There are two bills pending in each house of Congress that are re-regulating the financial industry. The premise is that we can’t let Wall Street do this to us again.
Some Senators, and Thomas Frank in Tuesdays Wall St. Journal have called for a reinstatement of Glass-Steagall. This shows how desperate, and inept the two bodies of Congress are. Frank is a PhD in History, not Finance or Economics, so he simply wants to go back in time. The simple answer is we can’t.
In 1999, I was part of a group that was meeting with the then Chairman of the Senate Banking Committee, Senator Phil Gramm. Yra Harris, a CME Board member at the time asked Senator Gramm, “Are you creating institutions that are too big to fail?”. Gramm smartly replied, “No, we don’t think we are.” This was after the Long Term Capital Debacle in 1998, and before the Y2K scare of December of 1999. (Yra Harris blogs at Notes From Underground)

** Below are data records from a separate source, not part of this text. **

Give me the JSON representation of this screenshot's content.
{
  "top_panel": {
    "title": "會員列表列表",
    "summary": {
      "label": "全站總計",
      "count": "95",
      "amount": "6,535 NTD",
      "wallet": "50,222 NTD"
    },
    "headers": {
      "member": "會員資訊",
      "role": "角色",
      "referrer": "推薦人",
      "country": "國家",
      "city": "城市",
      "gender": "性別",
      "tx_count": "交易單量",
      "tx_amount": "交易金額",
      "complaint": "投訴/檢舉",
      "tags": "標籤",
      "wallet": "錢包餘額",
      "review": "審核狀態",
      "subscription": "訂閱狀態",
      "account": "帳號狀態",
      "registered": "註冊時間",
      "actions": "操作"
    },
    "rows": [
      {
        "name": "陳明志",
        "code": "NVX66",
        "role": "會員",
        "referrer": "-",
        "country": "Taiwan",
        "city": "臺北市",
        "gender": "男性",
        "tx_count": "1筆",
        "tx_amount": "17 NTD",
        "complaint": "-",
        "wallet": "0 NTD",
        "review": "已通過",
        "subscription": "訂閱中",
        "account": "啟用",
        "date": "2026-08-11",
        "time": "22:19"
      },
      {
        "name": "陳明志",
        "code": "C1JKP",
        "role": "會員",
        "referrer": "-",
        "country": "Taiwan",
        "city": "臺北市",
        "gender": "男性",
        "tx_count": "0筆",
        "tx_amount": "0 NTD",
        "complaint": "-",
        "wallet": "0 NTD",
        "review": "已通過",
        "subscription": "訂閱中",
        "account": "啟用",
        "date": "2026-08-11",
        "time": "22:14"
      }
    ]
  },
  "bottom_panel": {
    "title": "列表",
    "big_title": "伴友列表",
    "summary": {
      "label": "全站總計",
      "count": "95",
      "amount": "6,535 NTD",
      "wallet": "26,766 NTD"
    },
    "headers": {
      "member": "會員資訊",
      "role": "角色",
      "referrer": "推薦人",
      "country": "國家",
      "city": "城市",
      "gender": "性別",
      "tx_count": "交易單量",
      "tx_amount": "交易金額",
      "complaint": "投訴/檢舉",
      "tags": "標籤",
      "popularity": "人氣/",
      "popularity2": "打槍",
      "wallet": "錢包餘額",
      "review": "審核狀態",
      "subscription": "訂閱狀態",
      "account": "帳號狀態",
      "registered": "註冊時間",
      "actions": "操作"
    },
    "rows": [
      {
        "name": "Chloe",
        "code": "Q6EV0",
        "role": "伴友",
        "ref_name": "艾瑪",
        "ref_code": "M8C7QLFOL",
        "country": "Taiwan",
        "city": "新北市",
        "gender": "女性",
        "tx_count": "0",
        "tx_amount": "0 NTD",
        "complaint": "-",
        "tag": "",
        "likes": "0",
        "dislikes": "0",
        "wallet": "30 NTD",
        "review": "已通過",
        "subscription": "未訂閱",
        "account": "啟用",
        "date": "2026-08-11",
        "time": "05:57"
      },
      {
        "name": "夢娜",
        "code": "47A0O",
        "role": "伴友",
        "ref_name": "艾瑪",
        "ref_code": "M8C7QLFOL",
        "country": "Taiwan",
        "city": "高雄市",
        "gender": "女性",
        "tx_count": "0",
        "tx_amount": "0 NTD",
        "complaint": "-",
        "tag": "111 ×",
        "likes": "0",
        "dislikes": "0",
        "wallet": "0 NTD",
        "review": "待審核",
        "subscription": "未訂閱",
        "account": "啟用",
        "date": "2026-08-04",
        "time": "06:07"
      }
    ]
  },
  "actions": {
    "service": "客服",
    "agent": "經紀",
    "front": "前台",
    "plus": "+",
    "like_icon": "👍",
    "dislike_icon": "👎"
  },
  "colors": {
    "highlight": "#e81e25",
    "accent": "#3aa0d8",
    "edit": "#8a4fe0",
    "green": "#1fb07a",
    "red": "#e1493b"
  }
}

Flash forward through all the turmoil of the NASDAQ bubble bursting, Y2K, 9/11, and the crash of 2008. What to do now? We have seen that the TARP, TALF, and all the other methods put forth by Treasury and the Federal Reserve have been ineffective. The actions of government over the past year have simply rebuilt the house of cards that existed pre-crash. Economist John Taylor even wonders if we are headed for another boom/bust cycle like we had in the 1950’s-70’s.
Why not take a novel approach to re-regulation? Why not take an approach that recognizes the role and risk that an entity plays in the market and prohibit activities that detract from transparency and competition? If we did that, Wall Street would be very different, markets would be different, and Wall Street would be more self regulating than it is today.
First, we need to separate functions. For example, you could ban any dual trading at any entity. This would mean a business like Goldman would have to choose, be a broker or a risk taking trader. They would not be able to have investment advice, market making, hedge fund, lending, brokering all under one roof. However, they could be an insurance company, bank, investment advisor. They would just have to end/spin off all trading for profit. There is a massive conflict of interest within entities like Goldman. They even sent a letter to their customers apologizing for that conflict. Why have it at all? In the early 1990’s, the CME took steps to ban dual trading in all financial products traded at the exchange. It didn’t hurt markets one bit.
Second, there are several industry practices that detract from transparency and competition. One is payment for order flow. It’s legal under the SEC, illegal under the CFTC. It creates market distortions. Part of the profit stream of newly controversial high frequency traders is harvesting the payment for order flow. Ending it ends that game. High Freq. Traders would have to adopt different strategies to make a buck.
Third, we need to end the practice of internalization. The big boys on Wall Street take huge orders from places like pension funds and “internalize” them. This means they take the opposite side of the order, or a part of the order and then arbitrage them against the market for profit. Do it enough, and you can generate massive profits. Look at the top line revenue of the largest investment banks on Wall Street. At least 30% of their revenue comes from proprietary trading. It grows every year. No trader makes money year after year after year. Sometimes you have a loser. The big investment banks never have a loser.
The other change I would advocate is to prohibit hedge funds or trading groups from accessing the public markets for their risk capital. When you are trading your own money, or your investors’ money, you use a far different trading strategy than you do with public money. If I have to look my partner or investor in the eye and explain a risky trading strategy, it’s a lot different than just selling some stock to a schmuck and using the money to put on the same strategy. If a bank didn’t trade, they could be a public company. Simple.
The other thing that will make markets work better is transparent clearing. Wall Street banks have resisted it. Why? They want to internalize as many orders as they can and make money for themselves off them. The OTC market is a perfect example. It’s okay to have the Wild West, but their customers are showing up to a gunfight with a pistol. The big banks have tanks and an army. Clearing allows counter parties to manage their risk effectively. Clearing also requires parties to put up real money to hold positions. With adequate clearing, the crash of 2008 theoretically could never have started. A good clearing house would have liquidated positions at whatever the prevailing market price was.
Instead of focusing on these kinds of things, Congress is focusing on executive pay, creating more agencies and writing the rules to benefit whoever gives them the most cash. They feign concern for the American public. In reality, they are scared and don’t know what to do.